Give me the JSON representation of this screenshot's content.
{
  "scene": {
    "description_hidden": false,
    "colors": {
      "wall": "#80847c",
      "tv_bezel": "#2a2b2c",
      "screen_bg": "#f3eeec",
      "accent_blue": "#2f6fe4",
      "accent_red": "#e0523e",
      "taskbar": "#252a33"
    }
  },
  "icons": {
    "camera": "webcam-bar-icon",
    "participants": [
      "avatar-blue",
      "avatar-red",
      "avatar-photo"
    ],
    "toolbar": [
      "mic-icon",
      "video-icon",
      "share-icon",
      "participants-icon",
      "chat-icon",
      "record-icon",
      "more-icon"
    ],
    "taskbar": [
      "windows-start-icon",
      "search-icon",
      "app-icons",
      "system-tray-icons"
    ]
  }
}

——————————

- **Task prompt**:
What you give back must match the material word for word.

- **Solution for this task**:
Give me the JSON representation of this screenshot's content.
{
  "scene": {
    "description_hidden": false,
    "colors": {
      "wall": "#80847c",
      "tv_bezel": "#2a2b2c",
      "screen_bg": "#f3eeec",
      "accent_blue": "#2f6fe4",
      "accent_red": "#e0523e",
      "taskbar": "#252a33"
    }
  },
  "icons": {
    "camera": "webcam-bar-icon",
    "participants": [
      "avatar-blue",
      "avatar-red",
      "avatar-photo"
    ],
    "toolbar": [
      "mic-icon",
      "video-icon",
      "share-icon",
      "participants-icon",
      "chat-icon",
      "record-icon",
      "more-icon"
    ],
    "taskbar": [
      "windows-start-icon",
      "search-icon",
      "app-icons",
      "system-tray-icons"
    ]
  }
}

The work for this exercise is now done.